* There is a huge difference between being a potential candidate for President and an actual candidate for President.

* On Friday, to review the bidding, Newt's office sent out an advisory directing reporters to a Monday briefing with Newt's Lawyer, Randy Evans, in Atlanta who would be laying out the plan for a one-month evaluation into the feasibility of Newt raising $30 million to finance a race for President.

* On Saturday morning, Newt announced he would NOT be running for President.

* Prior to this past weekend's Newtonian weirdness, whenever I was asked about Newt running I said more-or-less the same thing:

Newt has stated he has a continuing interest in "framing the debate" among the Presidential candidates and there is no one (with the possible exception of Bill Clinton) who, by simply making a statement on a Sunday morning news program, can force Republican and Democratic candidates to respond to an idea.

So long as he remained a potential candidate, Newt would be called upon by Russert, Schieffer, Stephanopoulos, et. al. to use his impressive intellectual and analytical skills to talk about large issues.

The second, though, that he became an actual candidate the discussion with the press corps would immediately shift from his plans for America's future to a review of all 417 (or whatever the number was) ethics charges which had been launched by House Democrats against Newt as Whip and Speaker.

The fact that all but two were dismissed has having no merit - and one of those two was because he had neglected to list his co-signing a mortgage application for one of his daughters to purchase a house - would be lost in the blizzard.

By the time the explanations were finished, I said, it would next June.

* On Saturday, after the "I'm not running" announcement came out, I called Newt's spokesman, Rick Tyler to find out what the deal was. Tyler said that the same lawyer who was going to run the evaluation on Friday had concluded by Saturday that Newt could not maintain his position as the head of his American Solutions organization while plotting a political campaign for President.

* On ABC's "This Week" Newt said,

"We were informed yesterday morning that [under the terms of McCain-Feingold] if I had any communication with American Solutions after I became a candidate, it was a criminal offense."

* Newt did not say (or the summary of his appearance on the ABC.com website did not report) who the "we" was nor who had done the informing.

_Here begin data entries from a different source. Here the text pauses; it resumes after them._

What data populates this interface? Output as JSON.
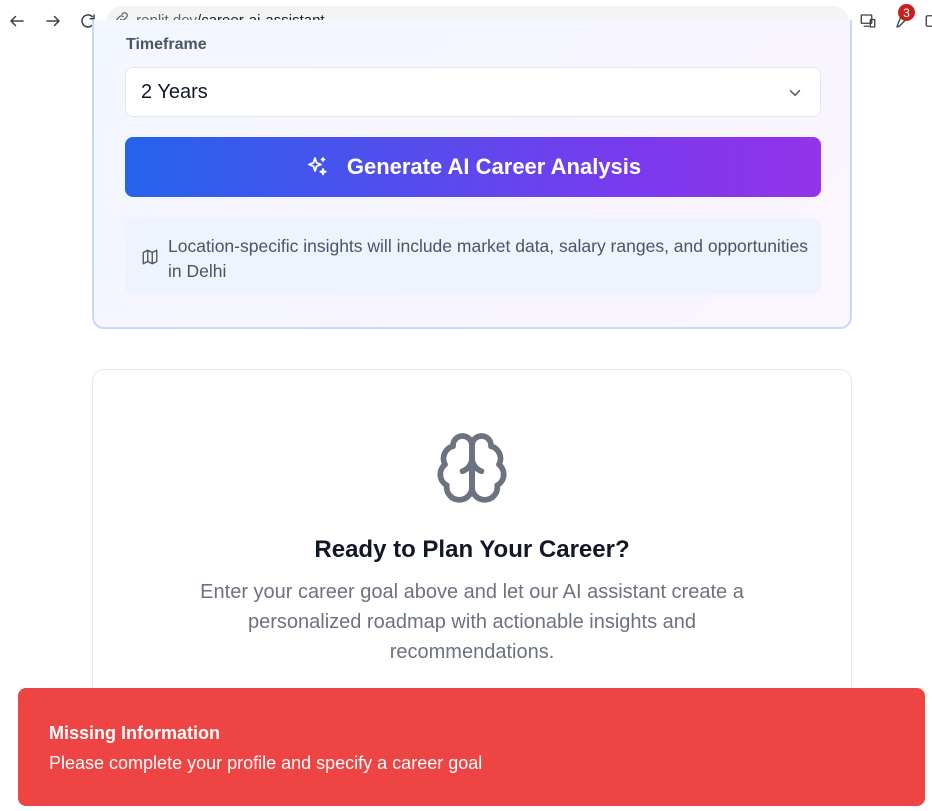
{
  "browser": {
    "url_domain": ".replit.dev",
    "url_path": "/career-ai-assistant",
    "extensions_badge": "3"
  },
  "form": {
    "timeframe_label": "Timeframe",
    "timeframe_value": "2 Years",
    "generate_button_label": "Generate AI Career Analysis",
    "location_info": "Location-specific insights will include market data, salary ranges, and opportunities in Delhi"
  },
  "empty_state": {
    "icon": "brain-icon",
    "title": "Ready to Plan Your Career?",
    "description": "Enter your career goal above and let our AI assistant create a personalized roadmap with actionable insights and recommendations."
  },
  "toast": {
    "title": "Missing Information",
    "message": "Please complete your profile and specify a career goal",
    "color": "#ef4444"
  },
  "colors": {
    "gradient_start": "#2563eb",
    "gradient_end": "#9333ea",
    "card_border": "#bfdbfe"
  }
}
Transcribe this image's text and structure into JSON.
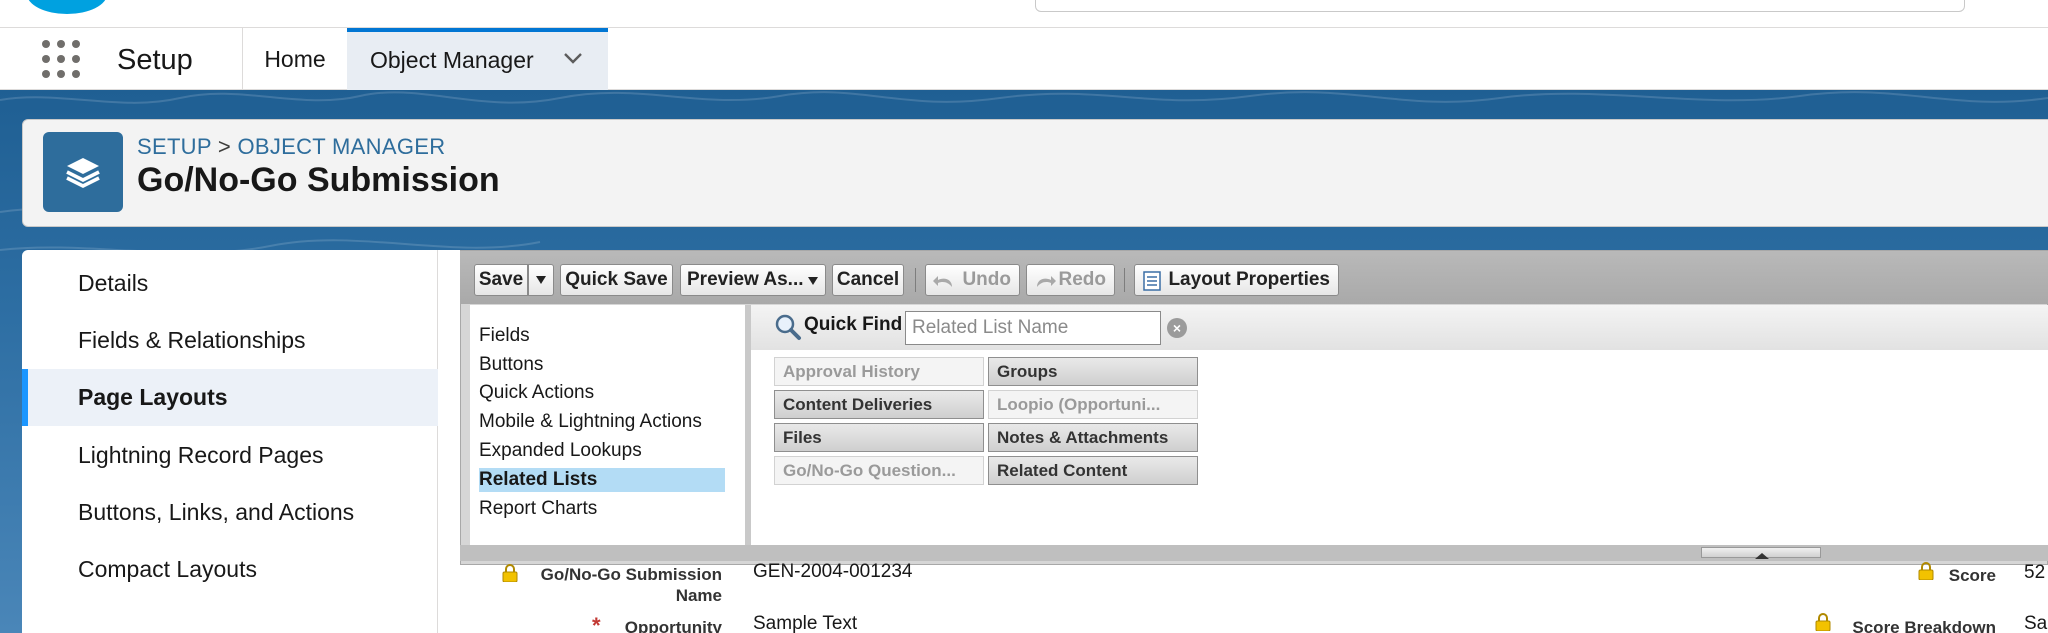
{
  "nav": {
    "app_name": "Setup",
    "tabs": [
      {
        "label": "Home"
      },
      {
        "label": "Object Manager"
      }
    ]
  },
  "header": {
    "breadcrumb_setup": "SETUP",
    "breadcrumb_sep": ">",
    "breadcrumb_object_manager": "OBJECT MANAGER",
    "title": "Go/No-Go Submission"
  },
  "sidebar": {
    "items": [
      {
        "label": "Details"
      },
      {
        "label": "Fields & Relationships"
      },
      {
        "label": "Page Layouts"
      },
      {
        "label": "Lightning Record Pages"
      },
      {
        "label": "Buttons, Links, and Actions"
      },
      {
        "label": "Compact Layouts"
      }
    ],
    "active": "Page Layouts"
  },
  "toolbar": {
    "save": "Save",
    "quick_save": "Quick Save",
    "preview_as": "Preview As...",
    "cancel": "Cancel",
    "undo": "Undo",
    "redo": "Redo",
    "layout_properties": "Layout Properties"
  },
  "palette": {
    "categories": [
      {
        "label": "Fields"
      },
      {
        "label": "Buttons"
      },
      {
        "label": "Quick Actions"
      },
      {
        "label": "Mobile & Lightning Actions"
      },
      {
        "label": "Expanded Lookups"
      },
      {
        "label": "Related Lists"
      },
      {
        "label": "Report Charts"
      }
    ],
    "selected_category": "Related Lists",
    "quick_find_label": "Quick Find",
    "quick_find_placeholder": "Related List Name",
    "related_lists": [
      {
        "label": "Approval History",
        "enabled": false
      },
      {
        "label": "Groups",
        "enabled": true
      },
      {
        "label": "Content Deliveries",
        "enabled": true
      },
      {
        "label": "Loopio (Opportuni...",
        "enabled": false
      },
      {
        "label": "Files",
        "enabled": true
      },
      {
        "label": "Notes & Attachments",
        "enabled": true
      },
      {
        "label": "Go/No-Go Question...",
        "enabled": false
      },
      {
        "label": "Related Content",
        "enabled": true
      }
    ]
  },
  "record": {
    "name_label_line1": "Go/No-Go Submission",
    "name_label_line2": "Name",
    "name_value": "GEN-2004-001234",
    "opportunity_label": "Opportunity",
    "opportunity_value": "Sample Text",
    "score_label": "Score",
    "score_value": "52",
    "score_breakdown_label": "Score Breakdown",
    "score_breakdown_value": "Sa"
  },
  "colors": {
    "brand_blue": "#0176d3",
    "object_icon": "#2e6d9c",
    "active_nav_bg": "#ecf1f8",
    "selected_category_bg": "#b3dcf5",
    "required": "#c23934"
  }
}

* It is possible that Newt had his press shop send out the advisory on Friday without actually talking with Evans and making certain that Evans wanted to take on that role, but the level of detail in the advisory regarding things like the contact person at Evans' law firm for the press to get further details makes that unlikely.

* It is also possible that Evans got caught up in Newt's fervor on Friday - everyone in Newt World is guilty of that at one time or another - but Evans has been around Newt for a long time and has been known as being a reliably steady hand on the rudder.

* Assuming Al Gore doesn't suddenly decide the country wants him back, Newt's announcement means the Presidential field is set and a little over 14 weeks from today we will all be back here in Des Moines for the Iowa Caucuses as the official process of choosing nominees will begin.


Rich Galen

Rich Galen has been a press secretary to Dan Quayle and Newt Gingrich. Rich Galen currently works as a journalist and writes at Mullings.com.